Tests performed on samples of your blood and urine are the first line of defense in detecting kidney problems and minimizing damage. Tests of these types can show how well the kidneys are removing excess fluids and waste. In addition, your blood pressure should be measured since high blood pressure (hypertension) can lead to kidney disease. When a structural problem is suspected, a variety of imaging tests can be used to evaluate the kidney. A sample of kidney tissue, a biopsy, is sometimes helpful in diagnosing the specific cause of the problem.
Tests commonly used for screening and diagnosis
There are several tests commonly used to help your health care provider recognize if you have kidney or urinary disease. A blood sample can be analyzed for creatinine (and the estimated glomerular filtration rate (eGFR) can be calculated) and blood urea nitrogen (BUN). The level of these waste products in the blood increases as kidney filtration declines. Abnormal results are usually the first sign that kidney disease is present. A urine sample is typically also examined and analyzed (urinalysis) as part of routine screening. This set of tests looks for indicators of kidney and urinary disease such as red blood cells, white blood cells (WBCs or leukocytes), and protein in the urine. If you have diabetes or hypertension, the amount of protein (microalbumin) in your urine should be checked at least yearly to detect kidney disease in its early stages. When a creatinine measurement is performed along with a random microalbumin, the result is the microalbumin/creatinine ratio (also called the albumin/creatinine ratio (ACR)), which the American Diabetes Association states is the preferred test for screening for microalbuminuria. When you have symptoms suggesting infection, a urine culture can confirm the presence of a bacterial infection.
Tests to monitor kidney function
If you have been diagnosed with a kidney disease, your health care provider will order laboratory tests to help monitor kidney function. Blood levels of BUN and creatinine are measured from time to time to see if the kidney disease is getting worse. The amount of calcium and phosphorus in the blood and the balance of serum and urine electrolytes can also be measured, as these are often affected by kidney disease. Hemoglobin, measured as part of a complete blood count (CBC) may be measured (the kidneys make a hormone, erythropoietin, that controls red blood cell production). Urine total protein (TP) can be used to test the effects of treatment in diabetes and nephrotic syndrome. Parathyroid hormone (PTH), which controls calcium levels, is often increased in kidney disease and is often checked to see if enough calcium and vitamin D are being taken to prevent bone damage.

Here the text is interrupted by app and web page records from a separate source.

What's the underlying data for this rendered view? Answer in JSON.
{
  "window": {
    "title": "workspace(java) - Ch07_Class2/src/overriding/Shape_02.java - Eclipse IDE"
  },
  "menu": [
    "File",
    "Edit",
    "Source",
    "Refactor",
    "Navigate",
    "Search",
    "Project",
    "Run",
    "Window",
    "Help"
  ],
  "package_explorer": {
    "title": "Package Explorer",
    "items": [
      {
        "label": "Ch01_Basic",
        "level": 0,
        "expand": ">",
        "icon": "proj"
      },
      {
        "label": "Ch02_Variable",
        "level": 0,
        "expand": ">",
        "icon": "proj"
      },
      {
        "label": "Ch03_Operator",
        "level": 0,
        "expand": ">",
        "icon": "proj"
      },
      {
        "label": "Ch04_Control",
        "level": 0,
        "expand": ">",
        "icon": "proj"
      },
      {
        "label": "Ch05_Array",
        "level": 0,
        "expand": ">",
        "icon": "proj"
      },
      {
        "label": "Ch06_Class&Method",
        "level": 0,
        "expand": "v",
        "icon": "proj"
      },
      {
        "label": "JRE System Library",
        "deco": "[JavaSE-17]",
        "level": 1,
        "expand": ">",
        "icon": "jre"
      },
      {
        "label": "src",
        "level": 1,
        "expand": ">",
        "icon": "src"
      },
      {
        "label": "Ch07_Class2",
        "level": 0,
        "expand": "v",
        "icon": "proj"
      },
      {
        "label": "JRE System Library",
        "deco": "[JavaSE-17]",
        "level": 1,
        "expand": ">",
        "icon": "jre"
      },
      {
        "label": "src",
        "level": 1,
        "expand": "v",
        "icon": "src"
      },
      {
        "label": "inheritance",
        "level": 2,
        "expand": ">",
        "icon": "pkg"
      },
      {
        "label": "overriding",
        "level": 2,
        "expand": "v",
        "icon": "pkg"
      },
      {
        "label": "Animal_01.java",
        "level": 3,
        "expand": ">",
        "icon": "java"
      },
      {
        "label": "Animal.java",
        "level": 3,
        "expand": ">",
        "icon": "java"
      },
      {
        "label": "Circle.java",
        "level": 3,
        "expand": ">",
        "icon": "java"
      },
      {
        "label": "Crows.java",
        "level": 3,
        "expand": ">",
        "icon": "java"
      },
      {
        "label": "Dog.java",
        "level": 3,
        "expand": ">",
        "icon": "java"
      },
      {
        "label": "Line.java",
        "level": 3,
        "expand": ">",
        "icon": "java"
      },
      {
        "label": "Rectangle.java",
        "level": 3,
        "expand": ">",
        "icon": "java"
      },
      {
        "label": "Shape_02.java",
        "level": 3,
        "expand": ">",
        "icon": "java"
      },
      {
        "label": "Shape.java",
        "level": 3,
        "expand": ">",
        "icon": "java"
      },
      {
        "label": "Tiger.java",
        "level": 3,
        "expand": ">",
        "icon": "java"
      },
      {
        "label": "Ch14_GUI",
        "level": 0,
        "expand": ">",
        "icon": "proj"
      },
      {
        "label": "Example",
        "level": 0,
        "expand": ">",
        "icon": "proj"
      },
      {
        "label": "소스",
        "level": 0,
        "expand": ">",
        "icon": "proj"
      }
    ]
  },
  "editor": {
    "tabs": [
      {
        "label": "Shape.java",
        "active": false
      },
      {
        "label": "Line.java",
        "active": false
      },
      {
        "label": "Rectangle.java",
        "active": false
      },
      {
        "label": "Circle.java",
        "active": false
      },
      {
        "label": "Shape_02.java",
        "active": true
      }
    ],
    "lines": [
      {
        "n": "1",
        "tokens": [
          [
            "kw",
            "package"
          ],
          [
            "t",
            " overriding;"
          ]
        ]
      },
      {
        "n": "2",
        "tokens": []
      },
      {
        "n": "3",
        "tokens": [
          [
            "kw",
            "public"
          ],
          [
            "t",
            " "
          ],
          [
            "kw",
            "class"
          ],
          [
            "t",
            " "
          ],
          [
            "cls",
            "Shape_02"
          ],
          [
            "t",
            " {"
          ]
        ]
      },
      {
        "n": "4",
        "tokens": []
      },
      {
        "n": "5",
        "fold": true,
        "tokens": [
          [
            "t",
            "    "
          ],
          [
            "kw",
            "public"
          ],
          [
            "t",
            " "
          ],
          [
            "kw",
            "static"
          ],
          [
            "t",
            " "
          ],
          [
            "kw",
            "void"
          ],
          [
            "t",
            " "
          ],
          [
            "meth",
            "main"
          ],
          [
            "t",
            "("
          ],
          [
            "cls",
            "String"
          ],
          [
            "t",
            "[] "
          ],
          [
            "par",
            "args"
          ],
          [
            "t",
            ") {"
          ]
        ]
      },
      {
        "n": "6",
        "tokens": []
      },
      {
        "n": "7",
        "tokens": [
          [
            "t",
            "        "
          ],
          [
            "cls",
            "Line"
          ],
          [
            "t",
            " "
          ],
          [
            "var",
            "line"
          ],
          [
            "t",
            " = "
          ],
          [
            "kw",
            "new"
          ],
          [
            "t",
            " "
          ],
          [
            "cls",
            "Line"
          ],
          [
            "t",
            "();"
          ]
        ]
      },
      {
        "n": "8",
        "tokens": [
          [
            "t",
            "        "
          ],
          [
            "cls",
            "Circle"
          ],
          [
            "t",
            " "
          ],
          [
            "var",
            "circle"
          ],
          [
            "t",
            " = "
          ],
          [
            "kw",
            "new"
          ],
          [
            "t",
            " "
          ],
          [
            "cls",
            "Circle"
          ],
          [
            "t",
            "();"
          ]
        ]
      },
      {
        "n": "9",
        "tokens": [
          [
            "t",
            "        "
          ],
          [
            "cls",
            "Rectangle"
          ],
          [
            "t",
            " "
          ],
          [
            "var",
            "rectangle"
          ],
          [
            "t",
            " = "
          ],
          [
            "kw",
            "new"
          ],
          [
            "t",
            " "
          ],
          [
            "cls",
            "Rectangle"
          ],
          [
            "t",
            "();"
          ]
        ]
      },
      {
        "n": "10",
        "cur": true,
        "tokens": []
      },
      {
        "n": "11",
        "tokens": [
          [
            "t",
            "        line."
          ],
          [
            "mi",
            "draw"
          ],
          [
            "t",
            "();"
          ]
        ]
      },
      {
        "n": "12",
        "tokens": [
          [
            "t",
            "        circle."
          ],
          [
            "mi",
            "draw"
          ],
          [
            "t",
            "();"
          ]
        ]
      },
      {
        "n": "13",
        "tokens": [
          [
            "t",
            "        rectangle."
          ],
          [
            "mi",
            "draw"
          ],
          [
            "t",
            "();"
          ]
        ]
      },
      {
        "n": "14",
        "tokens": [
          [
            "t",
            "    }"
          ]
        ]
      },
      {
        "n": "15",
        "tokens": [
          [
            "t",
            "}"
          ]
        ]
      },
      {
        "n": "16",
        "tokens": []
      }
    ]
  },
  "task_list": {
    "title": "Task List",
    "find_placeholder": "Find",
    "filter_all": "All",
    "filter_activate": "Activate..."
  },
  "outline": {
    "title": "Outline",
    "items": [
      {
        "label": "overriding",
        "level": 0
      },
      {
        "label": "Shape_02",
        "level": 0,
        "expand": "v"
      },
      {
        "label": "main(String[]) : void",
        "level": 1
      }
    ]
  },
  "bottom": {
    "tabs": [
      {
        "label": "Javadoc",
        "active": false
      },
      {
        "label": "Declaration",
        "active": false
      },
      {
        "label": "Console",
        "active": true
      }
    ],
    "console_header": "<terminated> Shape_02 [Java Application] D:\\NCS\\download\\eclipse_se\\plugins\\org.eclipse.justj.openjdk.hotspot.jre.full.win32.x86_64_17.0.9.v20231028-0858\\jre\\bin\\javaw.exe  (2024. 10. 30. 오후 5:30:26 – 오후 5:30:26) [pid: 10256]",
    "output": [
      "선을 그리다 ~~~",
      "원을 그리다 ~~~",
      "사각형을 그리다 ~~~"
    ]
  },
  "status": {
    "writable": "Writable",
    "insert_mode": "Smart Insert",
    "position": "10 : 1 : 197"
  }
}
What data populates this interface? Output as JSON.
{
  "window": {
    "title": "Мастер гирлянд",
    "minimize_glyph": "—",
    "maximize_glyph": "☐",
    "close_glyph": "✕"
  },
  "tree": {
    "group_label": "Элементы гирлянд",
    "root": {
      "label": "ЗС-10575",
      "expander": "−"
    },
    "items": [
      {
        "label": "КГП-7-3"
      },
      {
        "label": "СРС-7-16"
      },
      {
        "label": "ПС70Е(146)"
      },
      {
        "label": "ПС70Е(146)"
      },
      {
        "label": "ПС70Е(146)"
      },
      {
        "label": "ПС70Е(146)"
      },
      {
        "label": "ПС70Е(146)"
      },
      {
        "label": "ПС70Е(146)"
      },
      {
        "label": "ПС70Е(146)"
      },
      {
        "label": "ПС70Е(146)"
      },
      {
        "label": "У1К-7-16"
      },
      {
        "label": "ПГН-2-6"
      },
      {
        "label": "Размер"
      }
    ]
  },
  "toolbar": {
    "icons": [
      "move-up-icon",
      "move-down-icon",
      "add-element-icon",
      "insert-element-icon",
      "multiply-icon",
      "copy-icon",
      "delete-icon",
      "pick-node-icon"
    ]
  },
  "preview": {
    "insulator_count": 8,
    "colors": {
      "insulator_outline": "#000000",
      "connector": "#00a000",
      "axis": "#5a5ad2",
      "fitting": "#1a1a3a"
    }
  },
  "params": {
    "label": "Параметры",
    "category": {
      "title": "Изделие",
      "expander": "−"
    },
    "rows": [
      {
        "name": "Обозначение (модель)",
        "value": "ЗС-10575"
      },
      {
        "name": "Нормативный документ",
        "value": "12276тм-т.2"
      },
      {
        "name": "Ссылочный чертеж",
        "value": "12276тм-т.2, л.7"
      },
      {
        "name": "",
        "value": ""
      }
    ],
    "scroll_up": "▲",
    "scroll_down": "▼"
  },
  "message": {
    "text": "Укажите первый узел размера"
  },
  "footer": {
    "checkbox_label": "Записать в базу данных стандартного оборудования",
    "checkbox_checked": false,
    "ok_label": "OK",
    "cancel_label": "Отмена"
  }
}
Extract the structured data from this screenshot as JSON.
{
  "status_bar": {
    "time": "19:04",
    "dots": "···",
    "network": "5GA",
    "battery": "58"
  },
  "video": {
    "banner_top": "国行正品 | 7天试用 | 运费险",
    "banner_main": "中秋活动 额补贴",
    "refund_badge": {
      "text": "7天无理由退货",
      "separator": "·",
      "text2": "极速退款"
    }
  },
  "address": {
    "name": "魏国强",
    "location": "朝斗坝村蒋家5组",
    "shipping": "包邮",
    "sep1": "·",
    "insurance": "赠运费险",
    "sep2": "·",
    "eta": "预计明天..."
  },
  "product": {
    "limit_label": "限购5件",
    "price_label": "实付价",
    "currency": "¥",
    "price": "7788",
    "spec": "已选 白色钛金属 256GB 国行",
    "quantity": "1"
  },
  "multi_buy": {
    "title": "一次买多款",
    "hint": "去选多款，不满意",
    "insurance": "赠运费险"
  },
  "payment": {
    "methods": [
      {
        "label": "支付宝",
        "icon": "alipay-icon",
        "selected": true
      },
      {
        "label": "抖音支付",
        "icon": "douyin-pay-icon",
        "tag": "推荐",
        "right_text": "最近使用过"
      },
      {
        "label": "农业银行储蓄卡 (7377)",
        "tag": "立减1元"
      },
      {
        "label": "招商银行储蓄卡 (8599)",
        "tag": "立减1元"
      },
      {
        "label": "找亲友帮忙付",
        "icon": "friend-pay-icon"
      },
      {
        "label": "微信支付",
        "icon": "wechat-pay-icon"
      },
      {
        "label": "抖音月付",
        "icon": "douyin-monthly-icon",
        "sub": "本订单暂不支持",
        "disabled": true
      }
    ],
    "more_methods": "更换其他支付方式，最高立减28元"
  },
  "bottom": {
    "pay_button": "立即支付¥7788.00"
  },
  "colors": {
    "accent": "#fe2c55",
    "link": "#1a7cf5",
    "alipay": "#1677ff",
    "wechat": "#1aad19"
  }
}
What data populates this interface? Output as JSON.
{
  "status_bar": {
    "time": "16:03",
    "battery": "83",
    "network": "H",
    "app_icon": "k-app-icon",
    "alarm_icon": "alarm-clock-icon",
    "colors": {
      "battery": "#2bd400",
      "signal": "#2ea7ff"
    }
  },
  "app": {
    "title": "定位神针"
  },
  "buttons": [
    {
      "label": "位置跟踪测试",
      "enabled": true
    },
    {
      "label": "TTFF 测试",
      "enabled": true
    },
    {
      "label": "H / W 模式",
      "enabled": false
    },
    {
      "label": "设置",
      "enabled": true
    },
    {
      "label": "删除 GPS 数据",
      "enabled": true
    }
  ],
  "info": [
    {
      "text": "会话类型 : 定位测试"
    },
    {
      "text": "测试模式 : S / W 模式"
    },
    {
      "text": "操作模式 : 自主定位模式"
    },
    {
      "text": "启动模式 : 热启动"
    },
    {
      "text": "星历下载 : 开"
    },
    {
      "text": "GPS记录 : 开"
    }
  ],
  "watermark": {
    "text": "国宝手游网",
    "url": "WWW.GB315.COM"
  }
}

Cystatin C is another test that may be used as an alternative to creatinine and creatinine clearance to screen for and monitor kidney dysfunction in those with known or suspected kidney diseases. It may be especially useful in those cases where creatinine measurement is not appropriate; for instance, in those who have liver cirrhosis, are very obese, are malnourished or have a reduced muscle mass. Measuring Cystatin C may also be useful in the early detection of kidney disease when other parameters might still be normal, especially in the elderly.
If a structural problem or blockage is suspected, a picture of the kidneys can be helpful. Imaging techniques such as an ultrasound, CT scan (computed tomography), isotope scan, or intravenous pyelogram (IVP) may be used. Various x-ray procedures can also be employed, such as an intravenous urogram, micturating cystogram, or renal arteriogram (or angiogram).
A biopsy can determine the cause of protein or blood in the urine and be used to monitor the effectiveness of treatment. Analyzing a small piece of kidney tissue can reveal the nature and extent of structural damage to a kidney. A biopsy, obtained using a biopsy needle and diagnostic imaging equipment, is often useful when disease of the glomerular filter is suspected.